Talk to our Expert  - Your questions answered by our Vet, Serena Holmes 

  

How often do I treat my cat for fleas?

Spot-ons are the most commonly used product, a liquid that should be applied to the skin on the back of the neck, usually monthly. The product then spreads to all parts of the skin and is absorbed by the flea through skin contact or blood feeding causing it to die. As well as causing constant itching in cats and humans, fleas commonly cause skin allergies in adults and anaemia in young kittens.

It is important to select a flea product from your vet. Also, selecting the product based on your pets current weight, parting the fur to apply it on the skin on the back of the neck only, and not disturbing the area until dry all ensure safety and effectiveness.

How often should cats have a routine vet check?

Once your cat is neutered, chipped and vaccinated, and assuming all seems OK, it’s a good idea to get your cat checked once a year regardless of whether your vaccine schedule is every one or three years. Areas owners can’t get to, such as the whole mouth, back of the throat, and abdomen, can be checked and felt, in addition to subtle weight loss noted and the heart and lungs checked. Usually if a problem is picked up before being noticed by the owner it has more chance of responding to treatment.

Do cats need deworming?

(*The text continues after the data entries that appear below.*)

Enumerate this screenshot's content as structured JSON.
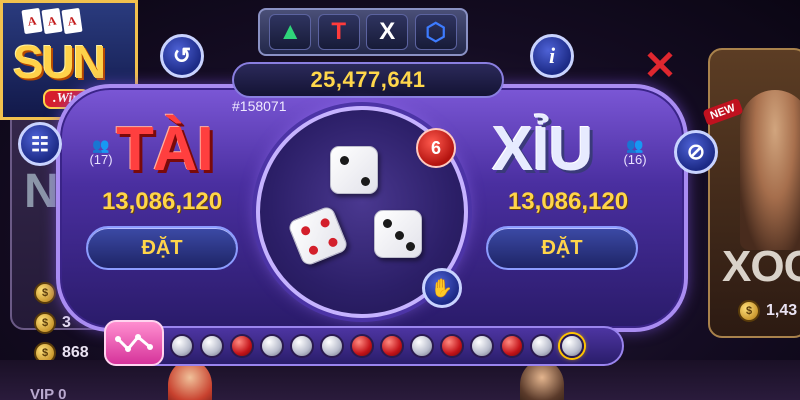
{
  "logo": {
    "text": "SUN",
    "sub": ".Win",
    "cards": [
      "A",
      "A",
      "A"
    ]
  },
  "tabs": [
    {
      "symbol": "▲",
      "color": "#2fd57a",
      "name": "triangle"
    },
    {
      "symbol": "T",
      "color": "#ff3b3b",
      "name": "t-letter"
    },
    {
      "symbol": "X",
      "color": "#ffffff",
      "name": "x-letter"
    },
    {
      "symbol": "⬡",
      "color": "#3d7bff",
      "name": "hexagon"
    }
  ],
  "jackpot": "25,477,641",
  "round_id": "#158071",
  "tai": {
    "title": "TÀI",
    "players": "(17)",
    "amount": "13,086,120",
    "bet_label": "ĐẶT"
  },
  "xiu": {
    "title": "XỈU",
    "players": "(16)",
    "amount": "13,086,120",
    "bet_label": "ĐẶT"
  },
  "dice_total": "6",
  "dice": [
    2,
    4,
    3
  ],
  "history": [
    "xiu",
    "xiu",
    "tai",
    "xiu",
    "xiu",
    "xiu",
    "tai",
    "tai",
    "xiu",
    "tai",
    "xiu",
    "tai",
    "xiu",
    "xiu"
  ],
  "icons": {
    "history_btn": "↺",
    "info_btn": "i",
    "close_btn": "✕",
    "clipboard_btn": "☷",
    "mute_btn": "⊘",
    "hand_btn": "✋"
  },
  "background": {
    "left_label": "N",
    "left_coins": [
      "2",
      "3",
      "868"
    ],
    "right_label": "XOC",
    "right_coin_value": "1,43",
    "new_badge": "NEW",
    "vip_label": "VIP 0"
  },
  "colors": {
    "tai": "#ff3f3f",
    "xiu": "#e7ebff",
    "gold": "#ffd54a",
    "panel": "#4a2fa0"
  }
}
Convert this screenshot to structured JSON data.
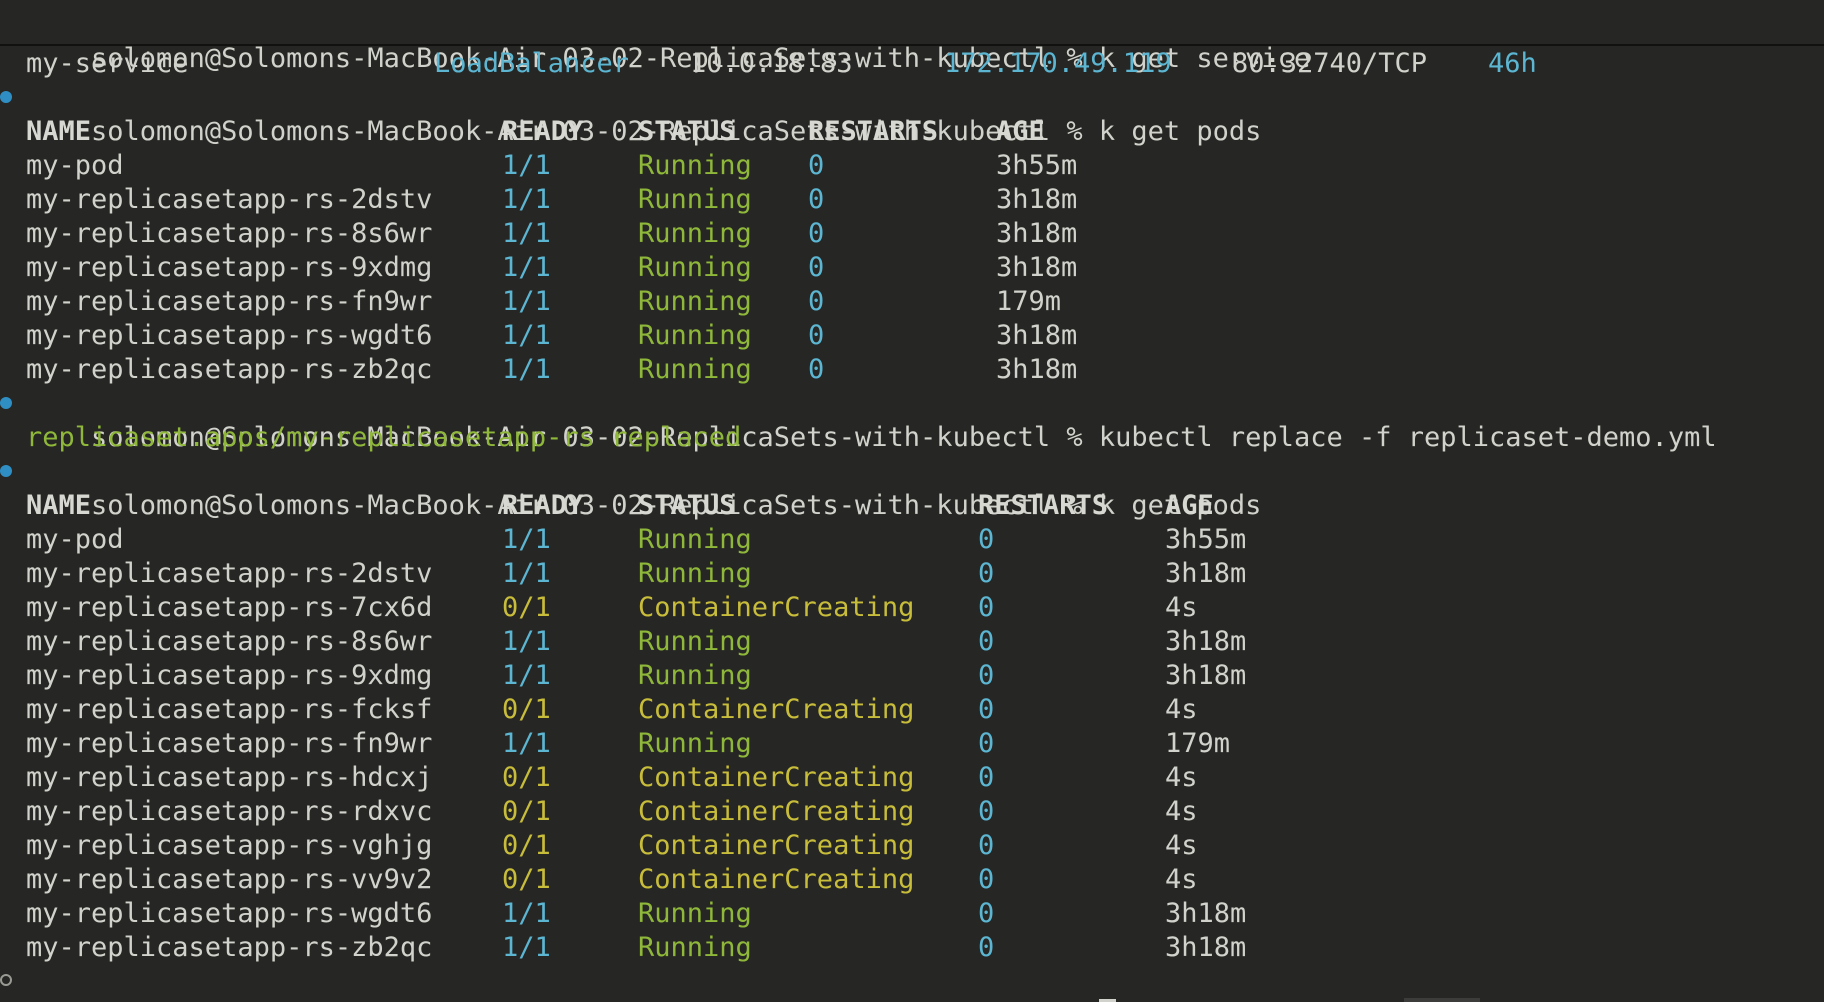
{
  "colors": {
    "background": "#262624",
    "text": "#d2d2cc",
    "cyan": "#5cb6d2",
    "green": "#8fb83a",
    "yellow": "#c8bd3a",
    "marker": "#2f8fc4"
  },
  "prompt": "solomon@Solomons-MacBook-Air 03-02-ReplicaSets-with-kubectl %",
  "commands": {
    "get_service": "k get service",
    "get_pods_1": "k get pods",
    "replace": "kubectl replace -f replicaset-demo.yml",
    "get_pods_2": "k get pods"
  },
  "service_row": {
    "name": "my-service",
    "type": "LoadBalancer",
    "cluster_ip": "10.0.18.83",
    "external_ip": "172.170.49.119",
    "ports": "80:32740/TCP",
    "age": "46h"
  },
  "table_headers": {
    "name": "NAME",
    "ready": "READY",
    "status": "STATUS",
    "restarts": "RESTARTS",
    "age": "AGE"
  },
  "pods_before": [
    {
      "name": "my-pod",
      "ready": "1/1",
      "status": "Running",
      "restarts": "0",
      "age": "3h55m"
    },
    {
      "name": "my-replicasetapp-rs-2dstv",
      "ready": "1/1",
      "status": "Running",
      "restarts": "0",
      "age": "3h18m"
    },
    {
      "name": "my-replicasetapp-rs-8s6wr",
      "ready": "1/1",
      "status": "Running",
      "restarts": "0",
      "age": "3h18m"
    },
    {
      "name": "my-replicasetapp-rs-9xdmg",
      "ready": "1/1",
      "status": "Running",
      "restarts": "0",
      "age": "3h18m"
    },
    {
      "name": "my-replicasetapp-rs-fn9wr",
      "ready": "1/1",
      "status": "Running",
      "restarts": "0",
      "age": "179m"
    },
    {
      "name": "my-replicasetapp-rs-wgdt6",
      "ready": "1/1",
      "status": "Running",
      "restarts": "0",
      "age": "3h18m"
    },
    {
      "name": "my-replicasetapp-rs-zb2qc",
      "ready": "1/1",
      "status": "Running",
      "restarts": "0",
      "age": "3h18m"
    }
  ],
  "replace_output": "replicaset.apps/my-replicasetapp-rs replaced",
  "pods_after": [
    {
      "name": "my-pod",
      "ready": "1/1",
      "status": "Running",
      "restarts": "0",
      "age": "3h55m"
    },
    {
      "name": "my-replicasetapp-rs-2dstv",
      "ready": "1/1",
      "status": "Running",
      "restarts": "0",
      "age": "3h18m"
    },
    {
      "name": "my-replicasetapp-rs-7cx6d",
      "ready": "0/1",
      "status": "ContainerCreating",
      "restarts": "0",
      "age": "4s"
    },
    {
      "name": "my-replicasetapp-rs-8s6wr",
      "ready": "1/1",
      "status": "Running",
      "restarts": "0",
      "age": "3h18m"
    },
    {
      "name": "my-replicasetapp-rs-9xdmg",
      "ready": "1/1",
      "status": "Running",
      "restarts": "0",
      "age": "3h18m"
    },
    {
      "name": "my-replicasetapp-rs-fcksf",
      "ready": "0/1",
      "status": "ContainerCreating",
      "restarts": "0",
      "age": "4s"
    },
    {
      "name": "my-replicasetapp-rs-fn9wr",
      "ready": "1/1",
      "status": "Running",
      "restarts": "0",
      "age": "179m"
    },
    {
      "name": "my-replicasetapp-rs-hdcxj",
      "ready": "0/1",
      "status": "ContainerCreating",
      "restarts": "0",
      "age": "4s"
    },
    {
      "name": "my-replicasetapp-rs-rdxvc",
      "ready": "0/1",
      "status": "ContainerCreating",
      "restarts": "0",
      "age": "4s"
    },
    {
      "name": "my-replicasetapp-rs-vghjg",
      "ready": "0/1",
      "status": "ContainerCreating",
      "restarts": "0",
      "age": "4s"
    },
    {
      "name": "my-replicasetapp-rs-vv9v2",
      "ready": "0/1",
      "status": "ContainerCreating",
      "restarts": "0",
      "age": "4s"
    },
    {
      "name": "my-replicasetapp-rs-wgdt6",
      "ready": "1/1",
      "status": "Running",
      "restarts": "0",
      "age": "3h18m"
    },
    {
      "name": "my-replicasetapp-rs-zb2qc",
      "ready": "1/1",
      "status": "Running",
      "restarts": "0",
      "age": "3h18m"
    }
  ]
}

Simply, yes, Cats that go outdoors, indoor cats and kittens all get worms. Adults get Roundworms from eating prey like mice and birds, and kittens from the mothers milk. Adults also get Tapeworm from prey and both adults and kittens by swallowing fleas when grooming. Unless a cat has a huge number of worms, they are not usually seen in faeces. In contrast to flea products, worming products only work when given, they do not continue to kill worms. However, regular worming makes sure your cat doesn’t get enough worms to affect their health-a cause of diarrhoea, weight loss and blood loss. Ideally kittens from 2 to 6 months should be wormed monthly, and cats over 6 months every 3-4 months. Just like flea products, ask your vet which wormers on the market are effective, and again make surethe one you choose is appropriate for your cats weight. Most kill both roundworm and tapeworm, and are in tablet form, however if tableting is too stressful for you or your cat, a spot-on equivalent is available.

My Tomcat keeps spraying around the house.

It is normal for cats to spray outside to mark their territory. However when this happens inside it becomes a problem. The amount of spraying is usually governed by male hormones, and indoor spraying is decreased by 90% by neutering your Tom, an operation that takes a few minutes, and also decreases the likelihood of roaming, catfights, bites and contracting Feline Immunodeficiency Virus (FIV). If spraying persists it may be a sign of stress, which cats are usually good at hiding, and a cause, particularly one in the environment your cat has daily access to (whether a change in the home/ garden or new people/cats) should be thought about in order to find a solution. Talking to a vet or behaviourist or asking us for advice can help with this. There is also some useful advice here: Behavioural